The problem: Would you copy each line of the data below that has "تومان"?

Available data:
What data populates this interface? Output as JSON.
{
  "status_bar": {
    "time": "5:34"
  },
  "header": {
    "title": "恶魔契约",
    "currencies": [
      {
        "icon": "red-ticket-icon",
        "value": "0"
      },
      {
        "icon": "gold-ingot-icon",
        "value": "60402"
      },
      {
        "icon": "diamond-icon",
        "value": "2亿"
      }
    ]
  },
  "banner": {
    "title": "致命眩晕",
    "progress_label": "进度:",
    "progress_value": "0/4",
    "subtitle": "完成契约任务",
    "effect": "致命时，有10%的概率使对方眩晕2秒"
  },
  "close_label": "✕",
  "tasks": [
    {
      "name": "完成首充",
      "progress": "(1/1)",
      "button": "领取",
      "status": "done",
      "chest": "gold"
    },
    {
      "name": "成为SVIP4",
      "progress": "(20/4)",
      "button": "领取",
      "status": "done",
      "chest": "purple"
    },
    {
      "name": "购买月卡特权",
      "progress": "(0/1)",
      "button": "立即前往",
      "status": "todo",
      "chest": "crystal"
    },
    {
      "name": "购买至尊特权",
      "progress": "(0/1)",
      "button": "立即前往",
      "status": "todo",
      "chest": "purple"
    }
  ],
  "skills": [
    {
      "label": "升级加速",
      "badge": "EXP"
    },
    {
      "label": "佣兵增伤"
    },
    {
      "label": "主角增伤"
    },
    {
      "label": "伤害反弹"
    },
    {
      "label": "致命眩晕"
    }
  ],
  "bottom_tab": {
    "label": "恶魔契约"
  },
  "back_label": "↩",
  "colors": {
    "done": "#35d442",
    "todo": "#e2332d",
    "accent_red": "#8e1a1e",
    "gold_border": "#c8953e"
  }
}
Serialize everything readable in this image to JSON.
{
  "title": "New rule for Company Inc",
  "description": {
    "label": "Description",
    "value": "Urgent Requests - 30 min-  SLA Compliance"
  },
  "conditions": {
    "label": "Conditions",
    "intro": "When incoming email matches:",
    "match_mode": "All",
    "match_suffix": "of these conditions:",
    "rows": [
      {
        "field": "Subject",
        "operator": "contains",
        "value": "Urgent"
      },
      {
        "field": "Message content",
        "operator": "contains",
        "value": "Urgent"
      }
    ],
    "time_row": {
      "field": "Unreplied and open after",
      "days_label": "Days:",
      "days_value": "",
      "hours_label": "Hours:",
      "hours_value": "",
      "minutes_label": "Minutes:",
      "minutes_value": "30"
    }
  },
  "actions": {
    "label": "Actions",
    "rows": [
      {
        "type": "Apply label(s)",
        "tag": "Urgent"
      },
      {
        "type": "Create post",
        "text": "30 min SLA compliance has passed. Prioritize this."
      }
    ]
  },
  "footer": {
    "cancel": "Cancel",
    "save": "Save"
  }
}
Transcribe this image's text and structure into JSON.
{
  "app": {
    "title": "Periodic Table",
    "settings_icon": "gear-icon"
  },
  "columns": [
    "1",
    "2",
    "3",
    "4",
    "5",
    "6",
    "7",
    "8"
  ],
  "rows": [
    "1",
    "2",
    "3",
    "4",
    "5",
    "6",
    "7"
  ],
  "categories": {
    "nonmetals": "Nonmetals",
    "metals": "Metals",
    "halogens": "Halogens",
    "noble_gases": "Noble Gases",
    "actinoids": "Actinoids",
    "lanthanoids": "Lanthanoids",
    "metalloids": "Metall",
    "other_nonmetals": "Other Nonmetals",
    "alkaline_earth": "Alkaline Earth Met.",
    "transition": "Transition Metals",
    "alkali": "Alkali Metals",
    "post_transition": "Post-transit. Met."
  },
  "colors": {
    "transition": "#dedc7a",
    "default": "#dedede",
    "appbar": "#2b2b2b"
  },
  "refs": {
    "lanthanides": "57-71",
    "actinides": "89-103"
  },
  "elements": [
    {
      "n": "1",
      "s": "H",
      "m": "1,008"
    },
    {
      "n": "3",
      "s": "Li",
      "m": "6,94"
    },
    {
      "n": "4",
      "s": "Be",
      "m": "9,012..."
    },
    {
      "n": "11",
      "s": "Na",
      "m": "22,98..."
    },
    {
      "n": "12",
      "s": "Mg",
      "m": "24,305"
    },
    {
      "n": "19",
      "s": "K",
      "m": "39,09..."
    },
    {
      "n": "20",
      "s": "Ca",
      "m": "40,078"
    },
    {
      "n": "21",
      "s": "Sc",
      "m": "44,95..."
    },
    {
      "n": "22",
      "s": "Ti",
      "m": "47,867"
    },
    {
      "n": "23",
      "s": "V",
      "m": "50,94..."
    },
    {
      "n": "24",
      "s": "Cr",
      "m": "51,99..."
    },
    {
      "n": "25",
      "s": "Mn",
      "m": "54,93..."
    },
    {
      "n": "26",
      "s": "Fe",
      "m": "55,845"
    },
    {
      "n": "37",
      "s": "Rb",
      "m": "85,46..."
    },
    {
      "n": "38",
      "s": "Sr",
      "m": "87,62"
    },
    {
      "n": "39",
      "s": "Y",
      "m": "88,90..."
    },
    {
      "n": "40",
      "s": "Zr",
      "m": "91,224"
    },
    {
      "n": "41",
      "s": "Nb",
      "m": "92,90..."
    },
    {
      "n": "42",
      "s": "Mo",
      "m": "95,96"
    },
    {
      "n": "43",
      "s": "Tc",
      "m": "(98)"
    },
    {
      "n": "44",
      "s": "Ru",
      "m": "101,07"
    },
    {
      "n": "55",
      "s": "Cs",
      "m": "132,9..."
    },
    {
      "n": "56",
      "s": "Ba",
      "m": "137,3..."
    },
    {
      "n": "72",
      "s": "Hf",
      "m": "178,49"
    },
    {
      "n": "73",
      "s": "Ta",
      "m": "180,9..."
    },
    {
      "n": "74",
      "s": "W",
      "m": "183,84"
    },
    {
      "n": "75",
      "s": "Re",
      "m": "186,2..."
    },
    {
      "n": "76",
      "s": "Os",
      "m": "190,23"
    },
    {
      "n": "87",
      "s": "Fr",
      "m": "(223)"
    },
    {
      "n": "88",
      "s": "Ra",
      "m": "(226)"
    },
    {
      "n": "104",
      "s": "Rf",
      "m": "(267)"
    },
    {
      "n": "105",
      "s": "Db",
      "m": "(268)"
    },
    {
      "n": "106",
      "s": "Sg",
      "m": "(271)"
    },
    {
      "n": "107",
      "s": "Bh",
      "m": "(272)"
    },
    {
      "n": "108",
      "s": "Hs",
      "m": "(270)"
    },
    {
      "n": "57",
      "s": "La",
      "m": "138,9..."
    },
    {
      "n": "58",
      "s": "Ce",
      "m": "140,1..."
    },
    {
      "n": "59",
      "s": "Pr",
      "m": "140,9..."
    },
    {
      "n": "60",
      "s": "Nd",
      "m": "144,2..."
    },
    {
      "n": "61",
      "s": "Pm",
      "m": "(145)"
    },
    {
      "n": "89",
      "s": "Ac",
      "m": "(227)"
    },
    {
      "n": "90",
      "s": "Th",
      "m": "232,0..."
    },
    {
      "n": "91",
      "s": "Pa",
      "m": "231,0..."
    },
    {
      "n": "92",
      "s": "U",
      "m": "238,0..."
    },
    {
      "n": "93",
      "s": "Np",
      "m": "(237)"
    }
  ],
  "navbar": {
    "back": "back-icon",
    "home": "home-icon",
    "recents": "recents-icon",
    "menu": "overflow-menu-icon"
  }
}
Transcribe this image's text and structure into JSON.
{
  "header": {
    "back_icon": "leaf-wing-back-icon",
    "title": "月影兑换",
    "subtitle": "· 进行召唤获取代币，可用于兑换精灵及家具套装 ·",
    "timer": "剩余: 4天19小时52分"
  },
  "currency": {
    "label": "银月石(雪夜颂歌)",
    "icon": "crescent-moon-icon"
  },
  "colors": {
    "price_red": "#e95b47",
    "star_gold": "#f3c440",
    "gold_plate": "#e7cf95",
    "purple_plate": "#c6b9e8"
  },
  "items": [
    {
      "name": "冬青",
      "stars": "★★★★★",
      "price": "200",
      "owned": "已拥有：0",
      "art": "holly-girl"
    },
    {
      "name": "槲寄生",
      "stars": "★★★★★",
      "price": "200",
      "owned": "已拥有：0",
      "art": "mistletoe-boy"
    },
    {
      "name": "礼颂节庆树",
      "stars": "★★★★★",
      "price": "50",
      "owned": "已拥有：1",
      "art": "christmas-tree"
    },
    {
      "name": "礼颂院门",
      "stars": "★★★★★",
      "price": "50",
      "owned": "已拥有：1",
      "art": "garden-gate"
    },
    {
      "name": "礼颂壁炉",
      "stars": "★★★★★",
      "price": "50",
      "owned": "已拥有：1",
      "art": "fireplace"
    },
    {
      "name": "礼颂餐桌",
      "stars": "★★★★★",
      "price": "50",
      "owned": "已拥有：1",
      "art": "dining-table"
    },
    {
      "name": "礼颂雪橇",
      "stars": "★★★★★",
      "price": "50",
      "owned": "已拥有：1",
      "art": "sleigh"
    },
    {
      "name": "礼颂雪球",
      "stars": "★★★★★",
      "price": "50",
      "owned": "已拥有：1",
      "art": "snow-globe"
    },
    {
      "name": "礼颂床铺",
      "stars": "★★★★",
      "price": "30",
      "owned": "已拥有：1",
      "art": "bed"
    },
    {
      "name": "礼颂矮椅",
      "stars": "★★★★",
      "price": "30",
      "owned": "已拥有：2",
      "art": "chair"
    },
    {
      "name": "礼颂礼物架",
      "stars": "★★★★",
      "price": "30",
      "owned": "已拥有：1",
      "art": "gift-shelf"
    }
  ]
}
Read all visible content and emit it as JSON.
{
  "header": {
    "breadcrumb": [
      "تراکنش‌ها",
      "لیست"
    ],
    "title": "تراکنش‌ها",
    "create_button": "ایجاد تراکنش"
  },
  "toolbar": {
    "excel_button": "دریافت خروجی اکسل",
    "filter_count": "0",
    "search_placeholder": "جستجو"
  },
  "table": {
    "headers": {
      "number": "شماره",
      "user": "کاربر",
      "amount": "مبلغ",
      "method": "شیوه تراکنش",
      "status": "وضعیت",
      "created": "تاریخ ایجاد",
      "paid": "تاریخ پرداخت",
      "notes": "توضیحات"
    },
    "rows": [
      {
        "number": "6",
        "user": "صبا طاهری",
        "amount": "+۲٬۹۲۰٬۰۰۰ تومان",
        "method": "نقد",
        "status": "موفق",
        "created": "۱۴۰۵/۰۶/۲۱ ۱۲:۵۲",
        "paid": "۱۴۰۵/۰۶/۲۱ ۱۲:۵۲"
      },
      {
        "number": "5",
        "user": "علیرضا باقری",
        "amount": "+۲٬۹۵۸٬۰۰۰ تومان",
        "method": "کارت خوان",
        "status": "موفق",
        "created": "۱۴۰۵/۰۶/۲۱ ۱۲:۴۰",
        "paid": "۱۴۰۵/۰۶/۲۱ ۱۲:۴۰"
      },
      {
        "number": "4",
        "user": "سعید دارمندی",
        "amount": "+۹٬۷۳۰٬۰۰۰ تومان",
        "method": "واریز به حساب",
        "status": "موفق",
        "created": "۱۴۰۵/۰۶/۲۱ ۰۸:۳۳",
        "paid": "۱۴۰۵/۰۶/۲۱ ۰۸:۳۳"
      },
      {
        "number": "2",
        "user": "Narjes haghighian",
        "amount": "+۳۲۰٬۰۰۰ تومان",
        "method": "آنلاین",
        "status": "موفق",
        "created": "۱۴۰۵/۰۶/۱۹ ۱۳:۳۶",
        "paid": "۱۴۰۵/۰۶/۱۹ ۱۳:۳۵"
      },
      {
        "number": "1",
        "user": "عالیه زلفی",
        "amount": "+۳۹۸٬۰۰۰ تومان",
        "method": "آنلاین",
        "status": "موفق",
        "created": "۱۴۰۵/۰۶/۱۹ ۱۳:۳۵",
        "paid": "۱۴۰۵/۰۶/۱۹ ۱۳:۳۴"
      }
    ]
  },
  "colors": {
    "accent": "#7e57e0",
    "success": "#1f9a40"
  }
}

Solution:
        "amount": "+۲٬۹۲۰٬۰۰۰ تومان",
        "amount": "+۲٬۹۵۸٬۰۰۰ تومان",
        "amount": "+۹٬۷۳۰٬۰۰۰ تومان",
        "amount": "+۳۲۰٬۰۰۰ تومان",
        "amount": "+۳۹۸٬۰۰۰ تومان",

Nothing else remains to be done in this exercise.